Website and app data records
##########
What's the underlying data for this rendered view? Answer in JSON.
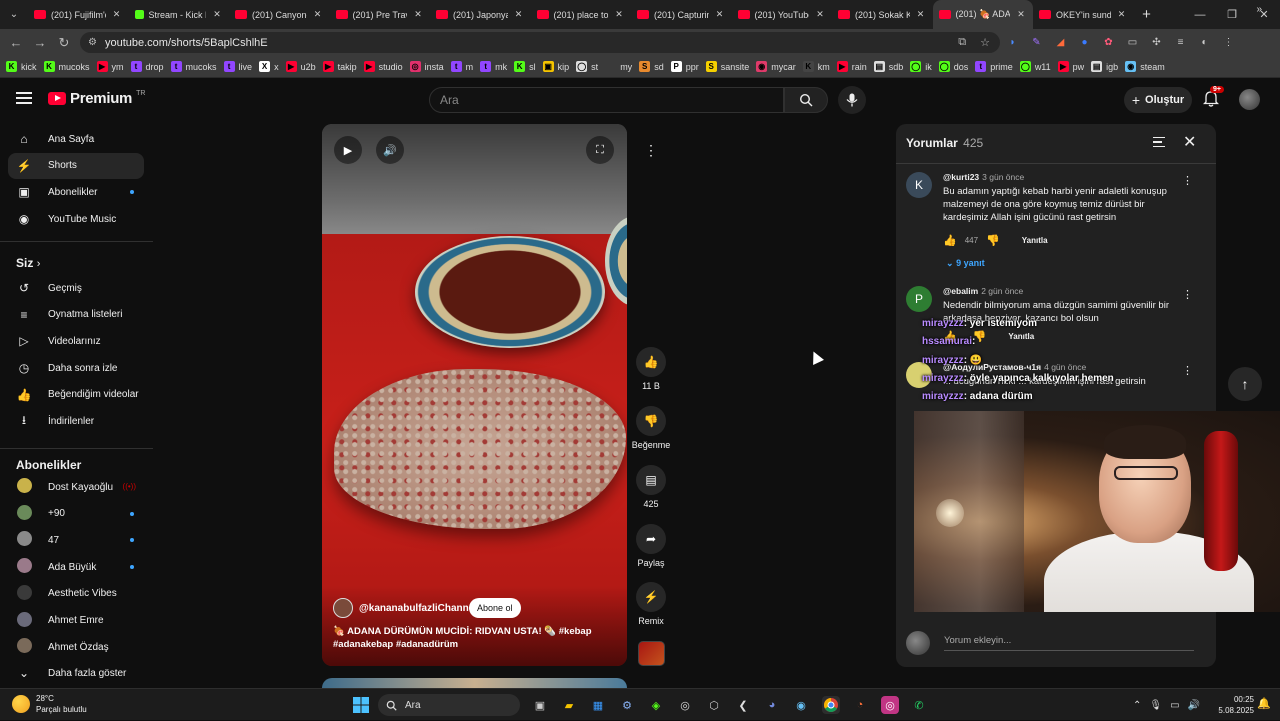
{
  "browser": {
    "tabs": [
      {
        "title": "(201) Fujifilm'da",
        "type": "yt"
      },
      {
        "title": "Stream - Kick D",
        "type": "kick"
      },
      {
        "title": "(201) Canyone",
        "type": "yt"
      },
      {
        "title": "(201) Pre Trave",
        "type": "yt"
      },
      {
        "title": "(201) Japonya'",
        "type": "yt"
      },
      {
        "title": "(201) place to",
        "type": "yt"
      },
      {
        "title": "(201) Capturing",
        "type": "yt"
      },
      {
        "title": "(201) YouTube",
        "type": "yt"
      },
      {
        "title": "(201) Sokak Ko",
        "type": "yt"
      },
      {
        "title": "(201) 🍖 ADAN",
        "type": "yt",
        "active": true
      },
      {
        "title": "OKEY'in sundu",
        "type": "okey"
      }
    ],
    "url": "youtube.com/shorts/5BaplCshlhE"
  },
  "bookmarks": [
    {
      "label": "kick",
      "color": "#53fc18",
      "glyph": "K"
    },
    {
      "label": "mucoks",
      "color": "#53fc18",
      "glyph": "K"
    },
    {
      "label": "ym",
      "color": "#ff0033",
      "glyph": "▶"
    },
    {
      "label": "drop",
      "color": "#9146ff",
      "glyph": "t"
    },
    {
      "label": "mucoks",
      "color": "#9146ff",
      "glyph": "t"
    },
    {
      "label": "live",
      "color": "#9146ff",
      "glyph": "t"
    },
    {
      "label": "x",
      "color": "#ffffff",
      "glyph": "X"
    },
    {
      "label": "u2b",
      "color": "#ff0033",
      "glyph": "▶"
    },
    {
      "label": "takip",
      "color": "#ff0033",
      "glyph": "▶"
    },
    {
      "label": "studio",
      "color": "#ff0033",
      "glyph": "▶"
    },
    {
      "label": "insta",
      "color": "#e1306c",
      "glyph": "◎"
    },
    {
      "label": "m",
      "color": "#9146ff",
      "glyph": "t"
    },
    {
      "label": "mk",
      "color": "#9146ff",
      "glyph": "t"
    },
    {
      "label": "sl",
      "color": "#53fc18",
      "glyph": "K"
    },
    {
      "label": "kip",
      "color": "#f5c400",
      "glyph": "▣"
    },
    {
      "label": "st",
      "color": "#dddddd",
      "glyph": "◯"
    },
    {
      "label": "my",
      "color": "#3a3a3a",
      "glyph": ""
    },
    {
      "label": "sd",
      "color": "#e88a2e",
      "glyph": "S"
    },
    {
      "label": "ppr",
      "color": "#ffffff",
      "glyph": "P"
    },
    {
      "label": "sansite",
      "color": "#f5d000",
      "glyph": "S"
    },
    {
      "label": "mycar",
      "color": "#e03a6a",
      "glyph": "◉"
    },
    {
      "label": "km",
      "color": "#444444",
      "glyph": "K"
    },
    {
      "label": "rain",
      "color": "#ff0033",
      "glyph": "▶"
    },
    {
      "label": "sdb",
      "color": "#dddddd",
      "glyph": "▤"
    },
    {
      "label": "ik",
      "color": "#53fc18",
      "glyph": "◯"
    },
    {
      "label": "dos",
      "color": "#53fc18",
      "glyph": "◯"
    },
    {
      "label": "prime",
      "color": "#9146ff",
      "glyph": "t"
    },
    {
      "label": "w11",
      "color": "#53fc18",
      "glyph": "◯"
    },
    {
      "label": "pw",
      "color": "#ff0033",
      "glyph": "▶"
    },
    {
      "label": "igb",
      "color": "#dddddd",
      "glyph": "▤"
    },
    {
      "label": "steam",
      "color": "#66c0f4",
      "glyph": "◉"
    }
  ],
  "header": {
    "logo_text": "Premium",
    "logo_region": "TR",
    "search_placeholder": "Ara",
    "create_label": "Oluştur",
    "notifications_badge": "9+"
  },
  "sidebar": {
    "main": [
      {
        "label": "Ana Sayfa",
        "icon": "home-icon",
        "glyph": "⌂"
      },
      {
        "label": "Shorts",
        "icon": "shorts-icon",
        "glyph": "⚡",
        "active": true
      },
      {
        "label": "Abonelikler",
        "icon": "subscriptions-icon",
        "glyph": "▣",
        "dot": true
      },
      {
        "label": "YouTube Music",
        "icon": "music-icon",
        "glyph": "◉"
      }
    ],
    "you_title": "Siz",
    "you": [
      {
        "label": "Geçmiş",
        "icon": "history-icon",
        "glyph": "↺"
      },
      {
        "label": "Oynatma listeleri",
        "icon": "playlists-icon",
        "glyph": "≡"
      },
      {
        "label": "Videolarınız",
        "icon": "your-videos-icon",
        "glyph": "▷"
      },
      {
        "label": "Daha sonra izle",
        "icon": "watch-later-icon",
        "glyph": "◷"
      },
      {
        "label": "Beğendiğim videolar",
        "icon": "liked-videos-icon",
        "glyph": "👍"
      },
      {
        "label": "İndirilenler",
        "icon": "downloads-icon",
        "glyph": "⭳"
      }
    ],
    "subs_title": "Abonelikler",
    "subs": [
      {
        "label": "Dost Kayaoğlu",
        "color": "#c9b24a",
        "live": true
      },
      {
        "label": "+90",
        "color": "#6a8a5a",
        "dot": true
      },
      {
        "label": "47",
        "color": "#8a8a8a",
        "dot": true
      },
      {
        "label": "Ada Büyük",
        "color": "#9a7a8a",
        "dot": true
      },
      {
        "label": "Aesthetic Vibes",
        "color": "#3a3a3a"
      },
      {
        "label": "Ahmet Emre",
        "color": "#6a6a7a"
      },
      {
        "label": "Ahmet Özdaş",
        "color": "#7a6a5a"
      }
    ],
    "show_more": "Daha fazla göster"
  },
  "short": {
    "channel": "@kananabulfazliChannel",
    "subscribe": "Abone ol",
    "title": "🍖 ADANA DÜRÜMÜN MUCİDİ: RIDVAN USTA! 🌯 #kebap #adanakebap #adanadürüm",
    "likes": "11 B",
    "dislike_label": "Beğenme",
    "comments_count": "425",
    "share_label": "Paylaş",
    "remix_label": "Remix"
  },
  "comments_panel": {
    "title": "Yorumlar",
    "count": "425",
    "reply_label": "Yanıtla",
    "add_placeholder": "Yorum ekleyin...",
    "items": [
      {
        "author": "@kurti23",
        "time": "3 gün önce",
        "initial": "K",
        "color": "#3a4a5a",
        "text": "Bu adamın yaptığı kebab harbi yenir adaletli konuşup malzemeyi de ona göre koymuş  temiz dürüst bir kardeşimiz Allah işini gücünü rast getirsin",
        "likes": "447",
        "replies": "9 yanıt"
      },
      {
        "author": "@ebalim",
        "time": "2 gün önce",
        "initial": "P",
        "color": "#2e7d32",
        "text": "Nedendir bilmiyorum ama düzgün samimi güvenilir bir arkadaşa benziyor. kazancı bol olsun",
        "likes": ""
      },
      {
        "author": "@АодулиРустамов-ч1я",
        "time": "4 gün önce",
        "initial": "",
        "color": "#d8d070",
        "text": "... ucuğunun rızkı ... kardeşimin işini rast getirsin",
        "likes": ""
      }
    ]
  },
  "stream_chat": [
    {
      "user": "mirayzzz",
      "text": "yer istemiyom"
    },
    {
      "user": "hssamurai",
      "text": ""
    },
    {
      "user": "mirayzzz",
      "text": "😃"
    },
    {
      "user": "mirayzzz",
      "text": "öyle yapınca kalkıyolar hemen"
    },
    {
      "user": "mirayzzz",
      "text": "adana dürüm"
    }
  ],
  "taskbar": {
    "temperature": "28°C",
    "weather": "Parçalı bulutlu",
    "search": "Ara",
    "time": "00:25",
    "date": "5.08.2025"
  }
}
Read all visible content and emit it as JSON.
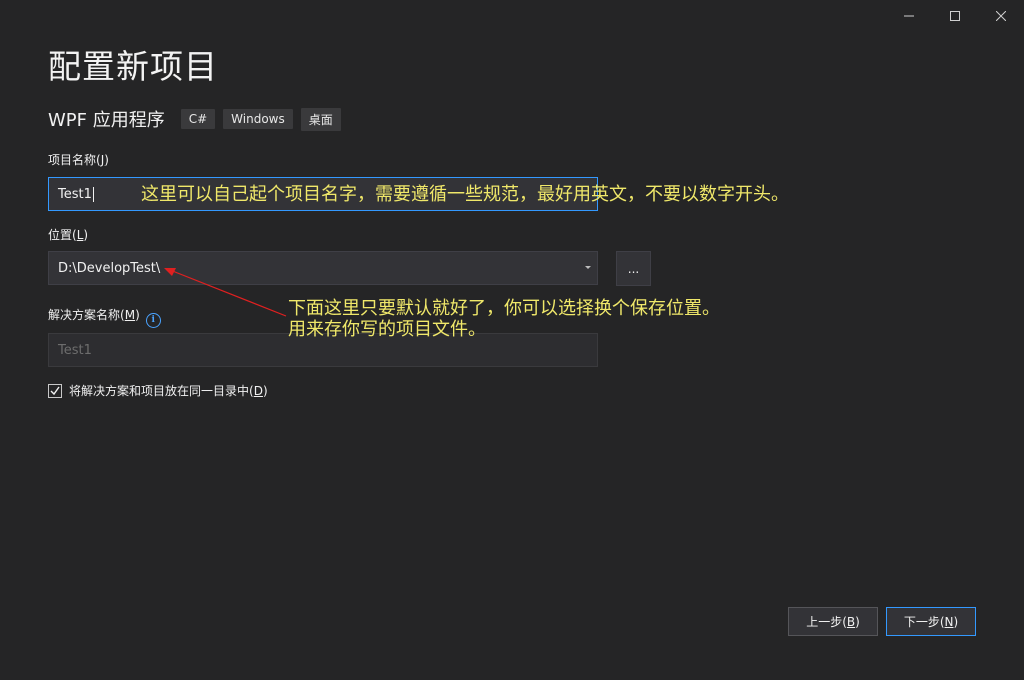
{
  "window": {
    "controls": [
      "minimize-icon",
      "maximize-icon",
      "close-icon"
    ]
  },
  "header": {
    "title": "配置新项目",
    "project_type": "WPF 应用程序",
    "tags": [
      "C#",
      "Windows",
      "桌面"
    ]
  },
  "form": {
    "project_name_label": "项目名称",
    "project_name_key": "J",
    "project_name_value": "Test1",
    "location_label": "位置",
    "location_key": "L",
    "location_value": "D:\\DevelopTest\\",
    "browse_label": "...",
    "solution_name_label": "解决方案名称",
    "solution_name_key": "M",
    "solution_name_placeholder": "Test1",
    "same_dir_label": "将解决方案和项目放在同一目录中",
    "same_dir_key": "D",
    "same_dir_checked": true
  },
  "annotations": {
    "note1": "这里可以自己起个项目名字，需要遵循一些规范，最好用英文，不要以数字开头。",
    "note2_line1": "下面这里只要默认就好了，你可以选择换个保存位置。",
    "note2_line2": "用来存你写的项目文件。",
    "color": "#f0e86a",
    "arrow_color": "#e02020"
  },
  "footer": {
    "back_label": "上一步",
    "back_key": "B",
    "next_label": "下一步",
    "next_key": "N"
  },
  "colors": {
    "background": "#252526",
    "input_bg": "#333337",
    "focus_border": "#3399ff",
    "info_icon": "#4aa3ff"
  }
}
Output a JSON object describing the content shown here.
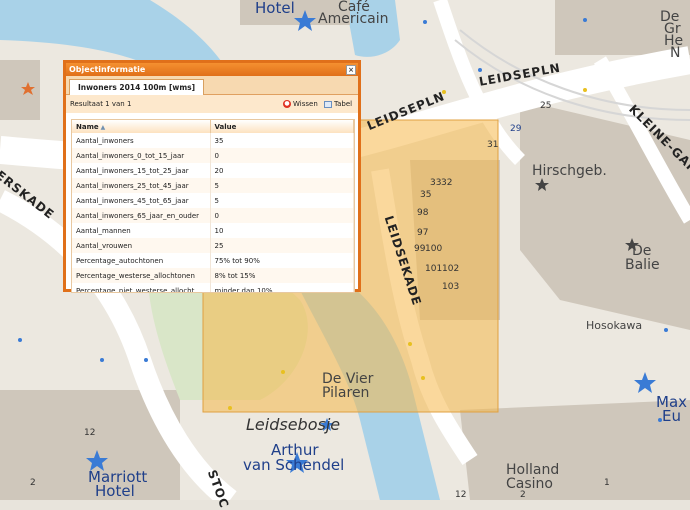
{
  "map": {
    "poi_labels": [
      {
        "key": "hotel_top",
        "text": "Hotel"
      },
      {
        "key": "cafe",
        "text": "Café"
      },
      {
        "key": "americain",
        "text": "Americain"
      },
      {
        "key": "de_groene",
        "text": "De"
      },
      {
        "key": "de_groene2",
        "text": "Gr"
      },
      {
        "key": "de_groene3",
        "text": "He"
      },
      {
        "key": "de_groene4",
        "text": "N"
      },
      {
        "key": "hirschgeb",
        "text": "Hirschgeb."
      },
      {
        "key": "de_balie1",
        "text": "De"
      },
      {
        "key": "de_balie2",
        "text": "Balie"
      },
      {
        "key": "hosokawa",
        "text": "Hosokawa"
      },
      {
        "key": "de_vier1",
        "text": "De Vier"
      },
      {
        "key": "de_vier2",
        "text": "Pilaren"
      },
      {
        "key": "arthur1",
        "text": "Arthur"
      },
      {
        "key": "arthur2",
        "text": "van Schendel"
      },
      {
        "key": "marriott1",
        "text": "Marriott"
      },
      {
        "key": "marriott2",
        "text": "Hotel"
      },
      {
        "key": "holland1",
        "text": "Holland"
      },
      {
        "key": "holland2",
        "text": "Casino"
      },
      {
        "key": "max1",
        "text": "Max"
      },
      {
        "key": "max2",
        "text": "Eu"
      }
    ],
    "street_labels": [
      {
        "key": "leidsepln1",
        "text": "LEIDSEPLN"
      },
      {
        "key": "leidsepln2",
        "text": "LEIDSEPLN"
      },
      {
        "key": "leidsekade",
        "text": "LEIDSEKADE"
      },
      {
        "key": "kleine_gartm",
        "text": "KLEINE-GARTM"
      },
      {
        "key": "erskade",
        "text": "ERSKADE"
      },
      {
        "key": "stoc",
        "text": "STOC"
      }
    ],
    "water_label": "Leidsebosje",
    "house_numbers": [
      "25",
      "29",
      "31",
      "33",
      "35",
      "32",
      "98",
      "97",
      "99",
      "100",
      "101",
      "102",
      "103",
      "12",
      "2",
      "12",
      "2",
      "1"
    ]
  },
  "dialog": {
    "title": "Objectinformatie",
    "close_glyph": "×",
    "tab_label": "Inwoners 2014 100m [wms]",
    "result_count": "Resultaat 1 van 1",
    "clear_label": "Wissen",
    "table_label": "Tabel",
    "columns": [
      "Name",
      "Value"
    ],
    "rows": [
      {
        "name": "Aantal_inwoners",
        "value": "35"
      },
      {
        "name": "Aantal_inwoners_0_tot_15_jaar",
        "value": "0"
      },
      {
        "name": "Aantal_inwoners_15_tot_25_jaar",
        "value": "20"
      },
      {
        "name": "Aantal_inwoners_25_tot_45_jaar",
        "value": "5"
      },
      {
        "name": "Aantal_inwoners_45_tot_65_jaar",
        "value": "5"
      },
      {
        "name": "Aantal_inwoners_65_jaar_en_ouder",
        "value": "0"
      },
      {
        "name": "Aantal_mannen",
        "value": "10"
      },
      {
        "name": "Aantal_vrouwen",
        "value": "25"
      },
      {
        "name": "Percentage_autochtonen",
        "value": "75% tot 90%"
      },
      {
        "name": "Percentage_westerse_allochtonen",
        "value": "8% tot 15%"
      },
      {
        "name": "Percentage_niet_westerse_allochtonen",
        "value": "minder dan 10%"
      }
    ]
  },
  "colors": {
    "accent": "#e0701a",
    "highlight": "#f6b84a",
    "water": "#a9d2e8",
    "building": "#cfc7bb",
    "road": "#ffffff"
  }
}
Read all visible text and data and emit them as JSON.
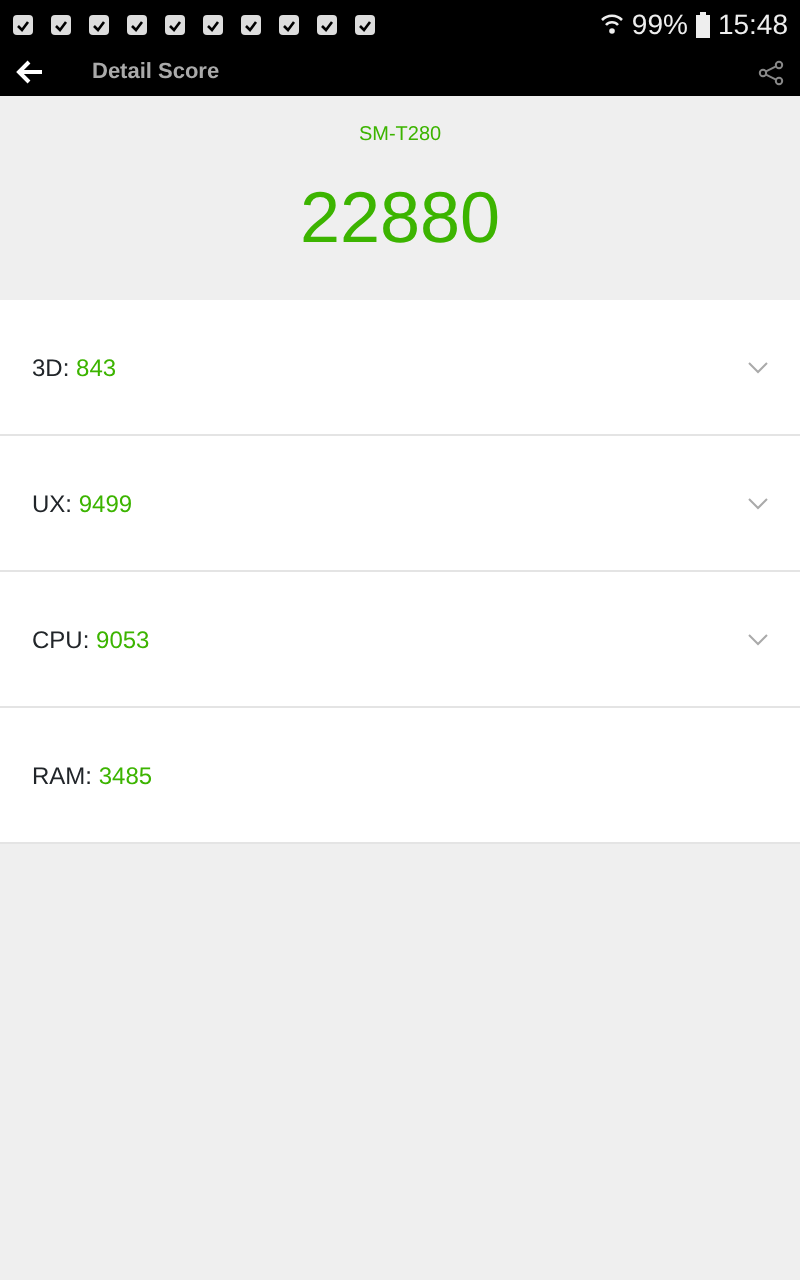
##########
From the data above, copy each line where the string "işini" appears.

The answer
        "text": "Bu adamın yaptığı kebab harbi yenir adaletli konuşup malzemeyi de ona göre koymuş  temiz dürüst bir kardeşimiz Allah işini gücünü rast getirsin",
        "text": "... ucuğunun rızkı ... kardeşimin işini rast getirsin",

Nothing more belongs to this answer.